The story of FLD-NGO’s beginning is an overview of NGO social work in Cambodia. Cambodia has experience in promoting social organizations directly influenced by Buddhist principles since 1945. In the early days, resources came from better off people wanting to help by investing in rural development. But between 1975 and 1978 that form of community solidarity became traumatically punishable under the doctrine of the Khmer Rouge. The concept of rural community solidarity reappeared during the People’s Republic of Kampuchea era in the 1980s. However, it was still unpopular, particularly when people who went to border areas to clear land and secure that zone, returned either with malaria or as amputees. After the 23 October 1991 peace agreement in Cambodia, an influx of international NGOs began working on community projects and triggered social movements. This was due to the promotion of democracy, human rights, improved basic infrastructure – including communication facilities – and local economic development. These factors combined to rekindle social attitudes such as volunteerism, solidarity, mutual support, and charity. The approaches adopted by international NGOs promoted social attitudes and their sustainability, through building capacity in local NGOs and community based organizations. This included sponsoring local NGOs to continue their development work and social missions. FLD was one of many Cambodian NGOs localized on 28 August 2002 to continue that work, by promoting food and income security for poor farmers and their families. 96% of Cambodians are Theravada Buddhist[1] firm who believe that those who perform good acts will, in return, inherit satisfactory rewards. As stated in Buddha’s Prumviheathor "four facets of doing good":

● Metta: Be compassionate to all natural creatures since they, like us, need to survive, because lives are too short;
● Karuna: Provide what help you can to those in need;

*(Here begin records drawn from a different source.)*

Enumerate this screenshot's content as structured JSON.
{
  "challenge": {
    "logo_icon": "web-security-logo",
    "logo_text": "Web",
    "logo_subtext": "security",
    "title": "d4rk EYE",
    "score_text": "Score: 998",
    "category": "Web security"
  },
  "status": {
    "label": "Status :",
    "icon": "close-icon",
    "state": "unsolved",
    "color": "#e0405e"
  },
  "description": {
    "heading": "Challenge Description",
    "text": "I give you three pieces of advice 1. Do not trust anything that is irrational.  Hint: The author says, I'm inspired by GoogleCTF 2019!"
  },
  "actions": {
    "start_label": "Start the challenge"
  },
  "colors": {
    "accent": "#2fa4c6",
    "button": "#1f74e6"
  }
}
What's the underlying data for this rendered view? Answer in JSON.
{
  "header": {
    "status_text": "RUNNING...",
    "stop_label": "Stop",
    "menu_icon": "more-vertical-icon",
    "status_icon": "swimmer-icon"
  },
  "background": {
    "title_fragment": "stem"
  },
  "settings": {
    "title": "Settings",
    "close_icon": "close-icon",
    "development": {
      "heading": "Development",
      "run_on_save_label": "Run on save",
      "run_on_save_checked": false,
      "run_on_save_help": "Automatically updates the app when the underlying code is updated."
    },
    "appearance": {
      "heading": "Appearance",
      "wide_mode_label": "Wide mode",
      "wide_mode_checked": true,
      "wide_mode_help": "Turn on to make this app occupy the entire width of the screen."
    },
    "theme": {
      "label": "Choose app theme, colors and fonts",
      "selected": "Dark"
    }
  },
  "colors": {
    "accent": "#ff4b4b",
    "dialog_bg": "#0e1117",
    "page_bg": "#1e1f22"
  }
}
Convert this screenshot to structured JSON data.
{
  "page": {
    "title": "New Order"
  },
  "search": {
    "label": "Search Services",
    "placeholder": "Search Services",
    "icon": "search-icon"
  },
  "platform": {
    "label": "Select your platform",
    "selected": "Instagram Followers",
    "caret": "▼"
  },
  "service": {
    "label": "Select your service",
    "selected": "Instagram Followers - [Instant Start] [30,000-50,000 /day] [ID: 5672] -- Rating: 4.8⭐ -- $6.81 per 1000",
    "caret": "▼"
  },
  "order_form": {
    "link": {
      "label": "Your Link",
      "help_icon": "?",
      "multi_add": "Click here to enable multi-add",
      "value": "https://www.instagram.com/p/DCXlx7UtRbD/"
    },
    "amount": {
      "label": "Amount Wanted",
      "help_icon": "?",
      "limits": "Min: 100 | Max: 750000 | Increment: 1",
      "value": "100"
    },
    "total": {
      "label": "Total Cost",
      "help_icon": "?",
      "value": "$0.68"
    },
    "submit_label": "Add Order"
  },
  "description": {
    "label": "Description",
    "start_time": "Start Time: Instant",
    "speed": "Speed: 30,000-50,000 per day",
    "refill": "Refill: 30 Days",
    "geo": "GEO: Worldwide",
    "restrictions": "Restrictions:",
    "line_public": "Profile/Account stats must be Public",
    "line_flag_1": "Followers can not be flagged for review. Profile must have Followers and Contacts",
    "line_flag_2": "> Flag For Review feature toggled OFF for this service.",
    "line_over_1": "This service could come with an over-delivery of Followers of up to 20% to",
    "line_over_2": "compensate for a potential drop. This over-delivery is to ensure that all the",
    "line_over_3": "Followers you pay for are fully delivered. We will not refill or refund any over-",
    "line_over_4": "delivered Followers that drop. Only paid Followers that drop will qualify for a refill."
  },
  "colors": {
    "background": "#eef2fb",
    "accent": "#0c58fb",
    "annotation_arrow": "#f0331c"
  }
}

● Mutita: Be happy once those in need have become better off, and
● Ubekha: In return, be neutral about affluence.

Special Thanks to: